## [Task item]
Every line of the following records that includes "value" should be copied.

▬▬▬

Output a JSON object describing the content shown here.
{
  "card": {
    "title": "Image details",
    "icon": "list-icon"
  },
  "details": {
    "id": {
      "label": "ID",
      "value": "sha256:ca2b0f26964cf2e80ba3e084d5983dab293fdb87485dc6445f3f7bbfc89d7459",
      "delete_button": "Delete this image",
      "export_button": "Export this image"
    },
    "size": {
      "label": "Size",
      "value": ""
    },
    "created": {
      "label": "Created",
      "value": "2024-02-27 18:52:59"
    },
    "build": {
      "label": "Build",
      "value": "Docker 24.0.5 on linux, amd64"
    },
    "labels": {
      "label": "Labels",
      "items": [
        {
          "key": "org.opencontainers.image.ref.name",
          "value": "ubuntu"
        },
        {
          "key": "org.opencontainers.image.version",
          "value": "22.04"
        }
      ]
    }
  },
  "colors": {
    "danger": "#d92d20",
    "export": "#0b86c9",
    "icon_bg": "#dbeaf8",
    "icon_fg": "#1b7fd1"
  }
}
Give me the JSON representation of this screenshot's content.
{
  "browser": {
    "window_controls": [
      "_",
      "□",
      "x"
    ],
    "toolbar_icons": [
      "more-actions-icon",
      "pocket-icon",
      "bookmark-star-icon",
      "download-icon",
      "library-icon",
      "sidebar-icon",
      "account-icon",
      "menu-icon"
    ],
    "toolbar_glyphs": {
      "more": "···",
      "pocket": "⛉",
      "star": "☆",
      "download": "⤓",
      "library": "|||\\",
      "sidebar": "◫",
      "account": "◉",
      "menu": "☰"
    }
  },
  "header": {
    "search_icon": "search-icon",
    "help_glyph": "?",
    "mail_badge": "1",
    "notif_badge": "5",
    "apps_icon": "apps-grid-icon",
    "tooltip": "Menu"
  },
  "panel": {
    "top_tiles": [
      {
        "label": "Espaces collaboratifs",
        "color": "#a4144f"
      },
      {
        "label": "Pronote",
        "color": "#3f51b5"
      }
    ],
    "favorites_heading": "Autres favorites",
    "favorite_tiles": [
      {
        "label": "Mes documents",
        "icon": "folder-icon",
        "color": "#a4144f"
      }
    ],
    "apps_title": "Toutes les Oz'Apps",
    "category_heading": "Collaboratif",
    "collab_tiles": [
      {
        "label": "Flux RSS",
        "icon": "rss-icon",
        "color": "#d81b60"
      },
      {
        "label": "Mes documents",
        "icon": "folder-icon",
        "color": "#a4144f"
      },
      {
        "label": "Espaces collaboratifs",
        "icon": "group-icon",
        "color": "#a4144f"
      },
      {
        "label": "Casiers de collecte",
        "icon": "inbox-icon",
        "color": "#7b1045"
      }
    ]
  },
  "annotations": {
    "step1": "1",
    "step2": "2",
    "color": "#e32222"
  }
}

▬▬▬

## [Response to this exercise]
      "value": "sha256:ca2b0f26964cf2e80ba3e084d5983dab293fdb87485dc6445f3f7bbfc89d7459",
      "value": ""
      "value": "2024-02-27 18:52:59"
      "value": "Docker 24.0.5 on linux, amd64"
          "value": "ubuntu"
          "value": "22.04"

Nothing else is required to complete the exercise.